WORK ORDER
Where the records below have a line with "title", that line is to be copied.

EXTRACTED DATA
········

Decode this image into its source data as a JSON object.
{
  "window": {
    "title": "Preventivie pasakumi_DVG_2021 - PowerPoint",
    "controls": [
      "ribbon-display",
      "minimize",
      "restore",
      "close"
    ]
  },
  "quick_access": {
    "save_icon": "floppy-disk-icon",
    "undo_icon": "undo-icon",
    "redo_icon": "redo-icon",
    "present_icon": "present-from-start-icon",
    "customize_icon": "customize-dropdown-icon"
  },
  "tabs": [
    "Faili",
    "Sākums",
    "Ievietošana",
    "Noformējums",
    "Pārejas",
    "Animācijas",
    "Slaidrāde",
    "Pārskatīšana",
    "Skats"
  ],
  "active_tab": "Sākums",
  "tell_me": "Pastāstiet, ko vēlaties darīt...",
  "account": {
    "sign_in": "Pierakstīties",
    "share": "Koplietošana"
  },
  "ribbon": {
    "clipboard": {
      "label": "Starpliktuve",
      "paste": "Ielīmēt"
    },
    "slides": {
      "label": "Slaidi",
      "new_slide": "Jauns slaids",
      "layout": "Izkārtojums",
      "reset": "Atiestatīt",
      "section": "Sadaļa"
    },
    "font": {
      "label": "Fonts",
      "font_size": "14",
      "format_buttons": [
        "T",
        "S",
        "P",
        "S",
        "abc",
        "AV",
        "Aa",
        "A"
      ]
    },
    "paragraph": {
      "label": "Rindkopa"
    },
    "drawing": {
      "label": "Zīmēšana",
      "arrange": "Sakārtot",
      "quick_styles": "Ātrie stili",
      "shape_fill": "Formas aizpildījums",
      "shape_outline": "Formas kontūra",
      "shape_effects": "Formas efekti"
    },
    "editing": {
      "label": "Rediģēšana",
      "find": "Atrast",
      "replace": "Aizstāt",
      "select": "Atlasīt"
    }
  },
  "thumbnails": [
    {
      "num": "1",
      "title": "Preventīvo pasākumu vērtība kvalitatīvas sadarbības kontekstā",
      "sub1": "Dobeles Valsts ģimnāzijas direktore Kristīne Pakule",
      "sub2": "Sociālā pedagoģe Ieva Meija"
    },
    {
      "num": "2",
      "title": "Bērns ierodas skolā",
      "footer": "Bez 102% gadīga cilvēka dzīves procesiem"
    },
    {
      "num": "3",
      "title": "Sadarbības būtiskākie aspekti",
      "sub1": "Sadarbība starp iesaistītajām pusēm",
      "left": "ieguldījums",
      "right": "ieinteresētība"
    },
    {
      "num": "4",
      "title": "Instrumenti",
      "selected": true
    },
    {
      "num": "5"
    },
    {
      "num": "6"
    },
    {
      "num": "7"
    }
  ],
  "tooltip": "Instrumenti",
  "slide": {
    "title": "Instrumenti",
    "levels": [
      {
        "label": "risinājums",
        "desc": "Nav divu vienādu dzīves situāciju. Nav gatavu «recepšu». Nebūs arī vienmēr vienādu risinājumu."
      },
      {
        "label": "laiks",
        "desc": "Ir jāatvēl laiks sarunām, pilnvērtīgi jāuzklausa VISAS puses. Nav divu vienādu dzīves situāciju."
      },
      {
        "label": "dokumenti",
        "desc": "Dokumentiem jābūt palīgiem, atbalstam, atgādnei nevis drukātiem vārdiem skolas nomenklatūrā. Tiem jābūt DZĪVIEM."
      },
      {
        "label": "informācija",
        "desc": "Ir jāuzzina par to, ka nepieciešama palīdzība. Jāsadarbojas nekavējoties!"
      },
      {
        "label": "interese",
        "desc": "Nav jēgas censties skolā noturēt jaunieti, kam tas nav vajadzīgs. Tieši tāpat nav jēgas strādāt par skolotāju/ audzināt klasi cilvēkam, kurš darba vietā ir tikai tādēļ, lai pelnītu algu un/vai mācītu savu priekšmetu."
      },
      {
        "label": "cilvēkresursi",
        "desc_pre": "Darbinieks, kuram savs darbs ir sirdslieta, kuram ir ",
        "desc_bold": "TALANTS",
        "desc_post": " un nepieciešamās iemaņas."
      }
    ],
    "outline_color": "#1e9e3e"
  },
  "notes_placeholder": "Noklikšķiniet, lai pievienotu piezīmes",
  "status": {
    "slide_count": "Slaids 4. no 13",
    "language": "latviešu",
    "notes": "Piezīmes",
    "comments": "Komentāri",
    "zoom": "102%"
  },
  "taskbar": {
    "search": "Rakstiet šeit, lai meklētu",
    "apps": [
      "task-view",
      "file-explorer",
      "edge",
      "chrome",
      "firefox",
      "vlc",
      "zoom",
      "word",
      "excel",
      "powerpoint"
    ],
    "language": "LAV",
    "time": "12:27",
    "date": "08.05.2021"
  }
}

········

RESPONSE AREA
    "title": "Preventivie pasakumi_DVG_2021 - PowerPoint",
      "title": "Preventīvo pasākumu vērtība kvalitatīvas sadarbības kontekstā",
      "title": "Bērns ierodas skolā",
      "title": "Sadarbības būtiskākie aspekti",
      "title": "Instrumenti",
    "title": "Instrumenti",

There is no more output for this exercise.